I have taken the liberty to show these gorgeous images taken by the author of the blog “_m is for books” – thank you!
It is the aim of the archeology of photography to search for witnesses of past events! In the case of photography, the role of that witness is played by the light which was the stimulus for the technological processes of documenting reality and which sculpted the past common existence into the negative! The negative, then, is the trace of “that” light and an authentic witness of bygone events. This observation of the light left on the negative may be the theme of fascinating discoveries leading to the unraveling of the mystery of the sculpture of the negative.
“Observation of the light left on the negative” — thus Jerzy Lewczyński defined the program of the archeology of photography, to which I continually return in my own artistic practice. The photographic image — despite our desire to treat it as the finest evidence of nowness — always comes too late. Then-ness is its realm. Each photograph is a ruin of representation, not because it doesn’t provide any access to reality, but because, when faced with a photographic image, we can never tell when — and how! — we will gain this access. Photography is inherently abstract; it can be said that, when looking at a photograph, we don’t see an image of the world, but a world in its own right, which has just ceased to exist. Therefore, in order to retrieve its meanings, and not just views, from — or with the use of — photography, we should act, as it were, against the automatism of the photographic apparatus and disrupt, even if discretely, the moment of capturing the object. That is exactly why we could risk the assumption that the essence of photography resides in the archeological: all it offers us are fragments, vestigial layers, moments allowing us to start the (re)construction.
I undertook a (re)construction of two kinds of ruins — the destroyed sculptures from the collection of the von Rose family from Döhlau (nowadays Dylewo) near Osterode (Ostróda) in East Prussia, and Zofia Chomętowska’s photographs depicting Polesia, the pre-war life of the Królikarnia residence in Warsaw, as well as the ruins of Warsaw.
Even though the residues of the sculptures from Dylewo hardly deserve to be called sculptures — or art (and still, they belong to a museum collection!) — I decided to photograph them as sculpture: I separated each object from the ground, by placing it on a wooden block, as if on a plinth that situates it between the “pure” materiality of a ruin and the condition of a sign, a carrier of meanings. This is not so much about aestheticizing these objects as about rendering them sensual and suggestive (again). The plinth also stands for the return to the pre-modernist “logic of the monument” — the original connection of a sculpture to a particular place (from which it becomes dissociated, as a symbol). To me, these objects turn into negatives of sculpture, precisely as a result of this re-inversion of their status — from an object that had become a part of natural history, to one that recounts the story of a double ruination: the abrupt abolition of feudal structures and the erasure of the memory about the history of inhabiting the so-called Recovered Territories.

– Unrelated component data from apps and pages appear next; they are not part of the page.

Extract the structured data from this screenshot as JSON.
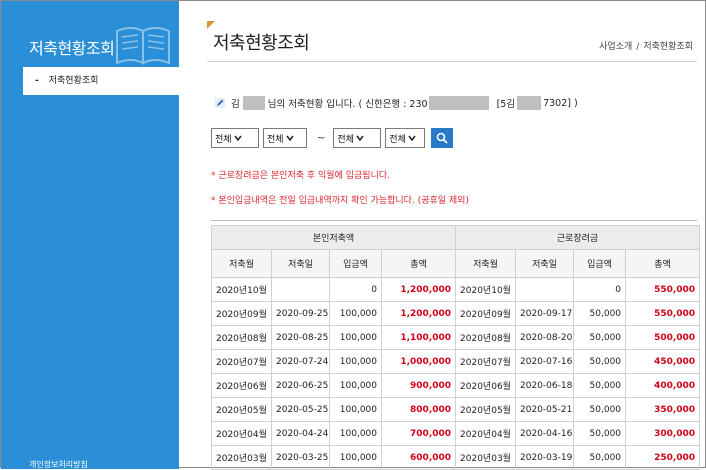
{
  "sidebar": {
    "title": "저축현황조회",
    "active_item": "저축현황조회",
    "active_marker": "-",
    "footer": "개인정보처리방침"
  },
  "header": {
    "title": "저축현황조회",
    "breadcrumb": [
      "사업소개",
      "저축현황조회"
    ],
    "separator": "/"
  },
  "info": {
    "prefix": "김",
    "middle": "님의 저축현황 입니다. ( 신한은행 : 230",
    "bracket_open": "[5김",
    "suffix": "7302] )"
  },
  "filters": {
    "start_year": "전체",
    "start_month": "전체",
    "tilde": "~",
    "end_year": "전체",
    "end_month": "전체"
  },
  "notes": [
    "* 근로장려금은 본인저축 후 익월에 입금됩니다.",
    "* 본인입금내역은 전일 입금내역까지 확인 가능합니다. (공휴일 제외)"
  ],
  "table": {
    "groups": [
      "본인저축액",
      "근로장려금"
    ],
    "columns": [
      "저축월",
      "저축일",
      "입금액",
      "총액",
      "저축월",
      "저축일",
      "입금액",
      "총액"
    ],
    "rows": [
      [
        "2020년10월",
        "",
        "0",
        "1,200,000",
        "2020년10월",
        "",
        "0",
        "550,000"
      ],
      [
        "2020년09월",
        "2020-09-25",
        "100,000",
        "1,200,000",
        "2020년09월",
        "2020-09-17",
        "50,000",
        "550,000"
      ],
      [
        "2020년08월",
        "2020-08-25",
        "100,000",
        "1,100,000",
        "2020년08월",
        "2020-08-20",
        "50,000",
        "500,000"
      ],
      [
        "2020년07월",
        "2020-07-24",
        "100,000",
        "1,000,000",
        "2020년07월",
        "2020-07-16",
        "50,000",
        "450,000"
      ],
      [
        "2020년06월",
        "2020-06-25",
        "100,000",
        "900,000",
        "2020년06월",
        "2020-06-18",
        "50,000",
        "400,000"
      ],
      [
        "2020년05월",
        "2020-05-25",
        "100,000",
        "800,000",
        "2020년05월",
        "2020-05-21",
        "50,000",
        "350,000"
      ],
      [
        "2020년04월",
        "2020-04-24",
        "100,000",
        "700,000",
        "2020년04월",
        "2020-04-16",
        "50,000",
        "300,000"
      ],
      [
        "2020년03월",
        "2020-03-25",
        "100,000",
        "600,000",
        "2020년03월",
        "2020-03-19",
        "50,000",
        "250,000"
      ]
    ]
  },
  "colors": {
    "sidebar_bg": "#2a8fd6",
    "accent_red": "#d0021b",
    "search_btn": "#2a78c8"
  }
}
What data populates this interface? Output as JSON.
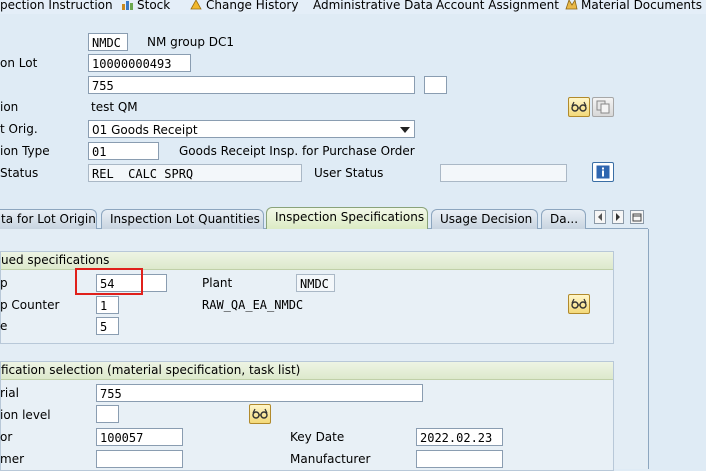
{
  "menu": {
    "items": [
      {
        "label": "pection Instruction",
        "icon": ""
      },
      {
        "label": "Stock",
        "icon": "stock-icon"
      },
      {
        "label": "Change History",
        "icon": "change-history-icon"
      },
      {
        "label": "Administrative Data",
        "icon": ""
      },
      {
        "label": "Account Assignment",
        "icon": ""
      },
      {
        "label": "Material Documents",
        "icon": "material-documents-icon"
      }
    ]
  },
  "header": {
    "plant_value": "NMDC",
    "plant_text": "NM group DC1",
    "lot_label": "on Lot",
    "lot_value": "10000000493",
    "material_value": "755",
    "desc_label": "ion",
    "desc_value": "test QM",
    "origin_label": "t Orig.",
    "origin_value": "01 Goods Receipt",
    "type_label": "ion Type",
    "type_value": "01",
    "type_text": "Goods Receipt Insp. for Purchase Order",
    "status_label": "Status",
    "system_status_value": "REL  CALC SPRQ",
    "user_status_label": "User Status",
    "user_status_value": ""
  },
  "tabs": [
    {
      "label": "ta for Lot Origin",
      "active": false
    },
    {
      "label": "Inspection Lot Quantities",
      "active": false
    },
    {
      "label": "Inspection Specifications",
      "active": true
    },
    {
      "label": "Usage Decision",
      "active": false
    },
    {
      "label": "Da...",
      "active": false
    }
  ],
  "group1": {
    "title": "ued specifications",
    "row1_label": "p",
    "row1_value": "54",
    "plant_label": "Plant",
    "plant_value": "NMDC",
    "row2_label": "p Counter",
    "row2_value": "1",
    "route_text": "RAW_QA_EA_NMDC",
    "row3_label": "e",
    "row3_value": "5"
  },
  "group2": {
    "title": "fication selection (material specification, task list)",
    "material_label": "rial",
    "material_value": "755",
    "level_label": "ion level",
    "level_value": "",
    "vendor_label": "or",
    "vendor_value": "100057",
    "key_date_label": "Key Date",
    "key_date_value": "2022.02.23",
    "customer_label": "mer",
    "customer_value": "",
    "manufacturer_label": "Manufacturer",
    "manufacturer_value": ""
  },
  "colors": {
    "background": "#dfebf5",
    "active_tab": "#dcebc4",
    "highlight": "#e0201b"
  }
}
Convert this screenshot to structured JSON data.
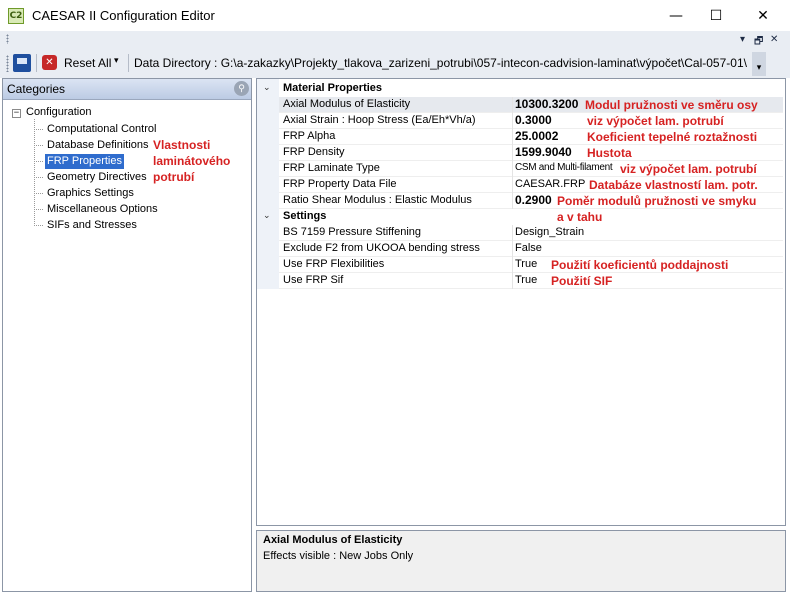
{
  "window": {
    "icon_text": "C2",
    "title": "CAESAR II Configuration Editor",
    "controls": {
      "minimize": "—",
      "maximize": "☐",
      "close": "✕"
    }
  },
  "mdi_controls": {
    "pin": "▾",
    "restore": "🗗",
    "close": "✕"
  },
  "toolbar": {
    "reset_label": "Reset All",
    "reset_caret": "▾",
    "data_directory": "Data Directory : G:\\a-zakazky\\Projekty_tlakova_zarizeni_potrubi\\057-intecon-cadvision-laminat\\výpočet\\Cal-057-01\\",
    "overflow": "▾"
  },
  "categories": {
    "title": "Categories",
    "root_toggle": "−",
    "root_label": "Configuration",
    "items": [
      {
        "label": "Computational Control",
        "selected": false
      },
      {
        "label": "Database Definitions",
        "selected": false
      },
      {
        "label": "FRP Properties",
        "selected": true
      },
      {
        "label": "Geometry Directives",
        "selected": false
      },
      {
        "label": "Graphics Settings",
        "selected": false
      },
      {
        "label": "Miscellaneous Options",
        "selected": false
      },
      {
        "label": "SIFs and Stresses",
        "selected": false
      }
    ],
    "note_line1": "Vlastnosti",
    "note_line2": "laminátového",
    "note_line3": "potrubí"
  },
  "grid": {
    "material": {
      "toggle": "⌄",
      "label": "Material Properties",
      "rows": [
        {
          "name": "Axial Modulus of Elasticity",
          "value": "10300.3200",
          "note": "Modul pružnosti ve směru osy"
        },
        {
          "name": "Axial Strain : Hoop Stress (Ea/Eh*Vh/a)",
          "value": "0.3000",
          "note": "viz výpočet lam. potrubí"
        },
        {
          "name": "FRP Alpha",
          "value": "25.0002",
          "note": "Koeficient tepelné roztažnosti"
        },
        {
          "name": "FRP Density",
          "value": "1599.9040",
          "note": "Hustota"
        },
        {
          "name": "FRP Laminate Type",
          "value": "CSM and Multi-filament",
          "note": "viz výpočet lam. potrubí"
        },
        {
          "name": "FRP Property Data File",
          "value": "CAESAR.FRP",
          "note": "Databáze vlastností lam. potr."
        },
        {
          "name": "Ratio Shear Modulus : Elastic Modulus",
          "value": "0.2900",
          "note": "Poměr modulů pružnosti ve smyku"
        }
      ],
      "note_extra": "a v tahu"
    },
    "settings": {
      "toggle": "⌄",
      "label": "Settings",
      "rows": [
        {
          "name": "BS 7159 Pressure Stiffening",
          "value": "Design_Strain",
          "note": ""
        },
        {
          "name": "Exclude F2 from UKOOA bending stress",
          "value": "False",
          "note": ""
        },
        {
          "name": "Use FRP Flexibilities",
          "value": "True",
          "note": "Použití koeficientů poddajnosti"
        },
        {
          "name": "Use FRP Sif",
          "value": "True",
          "note": "Použití SIF"
        }
      ]
    }
  },
  "description": {
    "title": "Axial Modulus of Elasticity",
    "text": "Effects visible : New Jobs Only"
  }
}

The place in which I wish to embed the Dylewo negatives, is described by Chomętowska’s photographs. It is the Eastern Borderlands, but not as a historical region, but as locus in the collective imaginary of the Poles; as the site of phantasmatic identification with the Sarmatist Nobility traditions. What tends to be forgotten in this process of self-identification is the bedrock of that tradition: privilege, exclusion, violence. What is “remembered,” then, is the era of real socialism as trauma, as absolute ruin, not just of that tradition, but also of that social class as a vehicle of culture. In our imaginary, this vision acts as a screen memory. That is exactly why Andrzej Leder refers to the moment of ruination of feudal structures as a “dreamt-through revolution.” The aim of my visual essay is to unsettle this dream image.

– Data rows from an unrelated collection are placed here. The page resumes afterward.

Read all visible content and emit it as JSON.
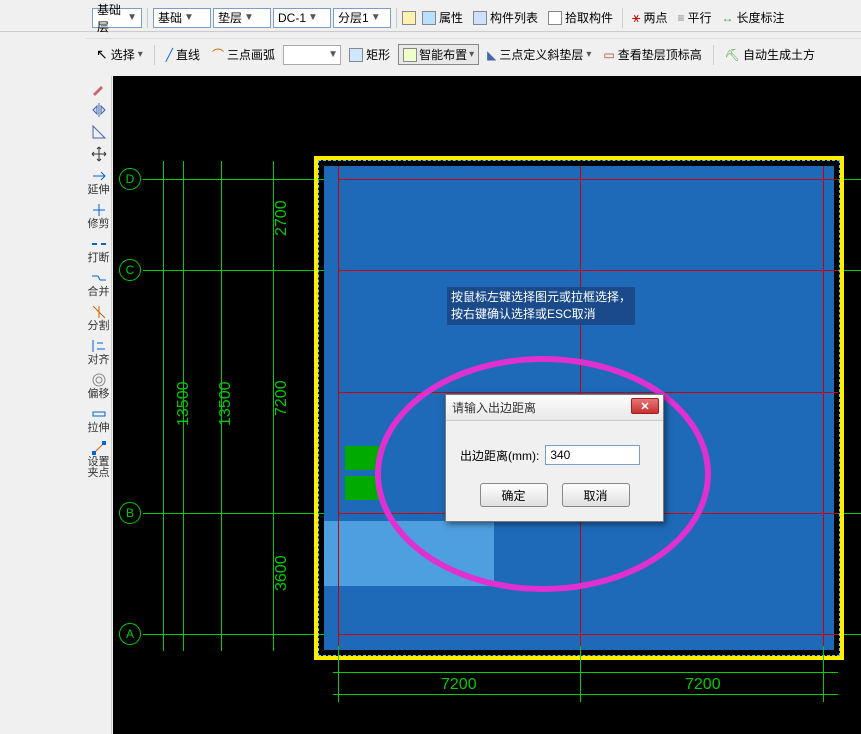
{
  "toolbar1": {
    "combo1": "基础层",
    "combo2": "基础",
    "combo3": "垫层",
    "combo4": "DC-1",
    "combo5": "分层1",
    "btn_props": "属性",
    "btn_list": "构件列表",
    "btn_pick": "拾取构件",
    "btn_2pt": "两点",
    "btn_parallel": "平行",
    "btn_len": "长度标注"
  },
  "toolbar2": {
    "select": "选择",
    "line": "直线",
    "arc3": "三点画弧",
    "rect": "矩形",
    "smart": "智能布置",
    "tri_def": "三点定义斜垫层",
    "view_top": "查看垫层顶标高",
    "auto_soil": "自动生成土方"
  },
  "left_tools": {
    "t1": "延伸",
    "t2": "修剪",
    "t3": "打断",
    "t4": "合并",
    "t5": "分割",
    "t6": "对齐",
    "t7": "偏移",
    "t8": "拉伸",
    "t9": "设置夹点"
  },
  "grid": {
    "axisA": "A",
    "axisB": "B",
    "axisC": "C",
    "axisD": "D",
    "dim2700": "2700",
    "dim7200a": "7200",
    "dim7200b": "7200",
    "dim3600": "3600",
    "dim13500a": "13500",
    "dim13500b": "13500",
    "dimH7200a": "7200",
    "dimH7200b": "7200"
  },
  "tooltip": {
    "line1": "按鼠标左键选择图元或拉框选择，",
    "line2": "按右键确认选择或ESC取消"
  },
  "dialog": {
    "title": "请输入出边距离",
    "label": "出边距离(mm):",
    "value": "340",
    "ok": "确定",
    "cancel": "取消"
  }
}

Zofia Chomętowska didn’t salvage the family silverware from her estate, but a backpack with negatives, and along with it, an image of a world that is no more. When appropriating Chomętowska’s photographs for my own visual work, I was examining the interstice between the frame and the shape of photographed prints, in search of a point at which they would materialize as the remains of that reality. In this context, all the imperfections, stains and scratches on the emulsion come across as defects in the “sculptural form” of the photographer’s negatives, which have themselves become ruins. At the same time, this interstice reveals that Chomętowska’s photographs carried a gesture of containment and hence also of exclusion; that which is not contained in them becomes equally important.

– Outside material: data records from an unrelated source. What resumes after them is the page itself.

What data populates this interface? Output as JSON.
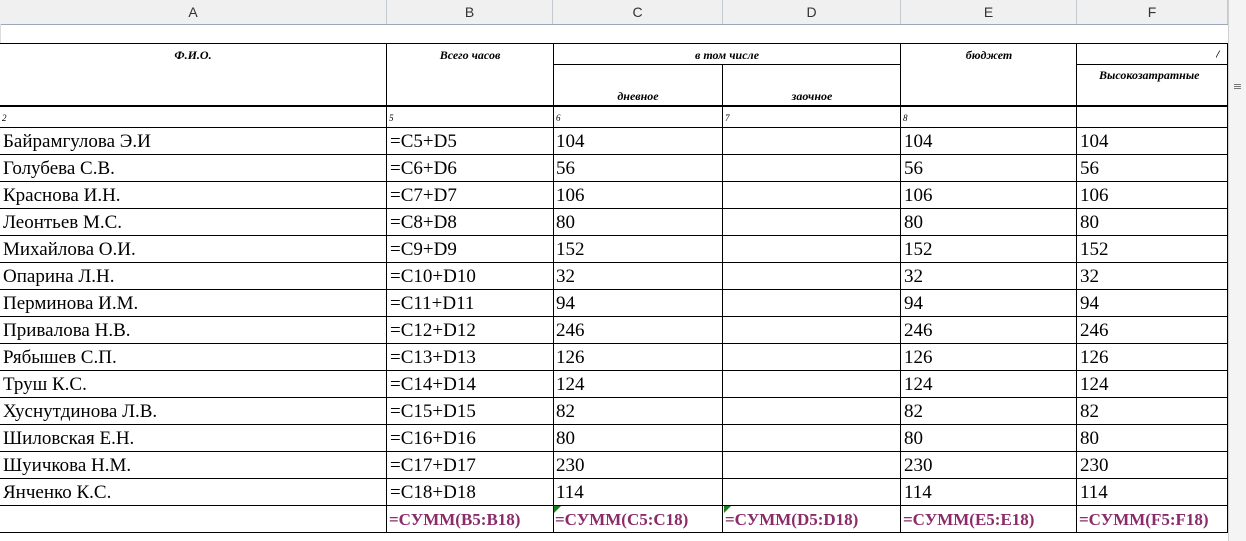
{
  "columns": [
    "A",
    "B",
    "C",
    "D",
    "E",
    "F"
  ],
  "header": {
    "fio": "Ф.И.О.",
    "total_hours": "Всего часов",
    "including": "в том числе",
    "day": "дневное",
    "correspondence": "заочное",
    "budget": "бюджет",
    "high_cost": "Высокозатратные",
    "col_g_partial": "/"
  },
  "number_row": [
    "2",
    "5",
    "6",
    "7",
    "8",
    ""
  ],
  "rows": [
    {
      "name": "Байрамгулова Э.И",
      "total": "=C5+D5",
      "day": "104",
      "zaoch": "",
      "budget": "104",
      "high": "104"
    },
    {
      "name": "Голубева С.В.",
      "total": "=C6+D6",
      "day": "56",
      "zaoch": "",
      "budget": "56",
      "high": "56"
    },
    {
      "name": "Краснова И.Н.",
      "total": "=C7+D7",
      "day": "106",
      "zaoch": "",
      "budget": "106",
      "high": "106"
    },
    {
      "name": "Леонтьев М.С.",
      "total": "=C8+D8",
      "day": "80",
      "zaoch": "",
      "budget": "80",
      "high": "80"
    },
    {
      "name": "Михайлова О.И.",
      "total": "=C9+D9",
      "day": "152",
      "zaoch": "",
      "budget": "152",
      "high": "152"
    },
    {
      "name": "Опарина Л.Н.",
      "total": "=C10+D10",
      "day": "32",
      "zaoch": "",
      "budget": "32",
      "high": "32"
    },
    {
      "name": "Перминова И.М.",
      "total": "=C11+D11",
      "day": "94",
      "zaoch": "",
      "budget": "94",
      "high": "94"
    },
    {
      "name": "Привалова Н.В.",
      "total": "=C12+D12",
      "day": "246",
      "zaoch": "",
      "budget": "246",
      "high": "246"
    },
    {
      "name": "Рябышев С.П.",
      "total": "=C13+D13",
      "day": "126",
      "zaoch": "",
      "budget": "126",
      "high": "126"
    },
    {
      "name": "Труш К.С.",
      "total": "=C14+D14",
      "day": "124",
      "zaoch": "",
      "budget": "124",
      "high": "124"
    },
    {
      "name": "Хуснутдинова Л.В.",
      "total": "=C15+D15",
      "day": "82",
      "zaoch": "",
      "budget": "82",
      "high": "82"
    },
    {
      "name": "Шиловская Е.Н.",
      "total": "=C16+D16",
      "day": "80",
      "zaoch": "",
      "budget": "80",
      "high": "80"
    },
    {
      "name": "Шуичкова Н.М.",
      "total": "=C17+D17",
      "day": "230",
      "zaoch": "",
      "budget": "230",
      "high": "230"
    },
    {
      "name": "Янченко К.С.",
      "total": "=C18+D18",
      "day": "114",
      "zaoch": "",
      "budget": "114",
      "high": "114"
    }
  ],
  "sum_row": [
    "",
    "=СУММ(B5:B18)",
    "=СУММ(C5:C18)",
    "=СУММ(D5:D18)",
    "=СУММ(E5:E18)",
    "=СУММ(F5:F18)"
  ],
  "colors": {
    "formula": "#8b2c6a",
    "error_triangle": "#1e7b1e",
    "header_bg": "#f0f0f0"
  },
  "scrollbar": {
    "icon": "split-lines-icon",
    "glyph": "≡"
  }
}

By pairing the ruins of these two incommensurable, and yet analogous orders — also on the narrative level, resulting from the juxtaposition of specific motifs — I aim to reflect on their contemporary significance.
This work was produced as part of a larger curatorial project, The Estate, realized together with Katarzyna Kucharska-Hornung, Michał Libera, Karolina Puchała-Rojek, and Jan Sowa, under Agnieszka Tarasiuk as chief curator, at the Xawery Dunikowski Museum of Sculpture at the Królikarnia Palace in Warsaw.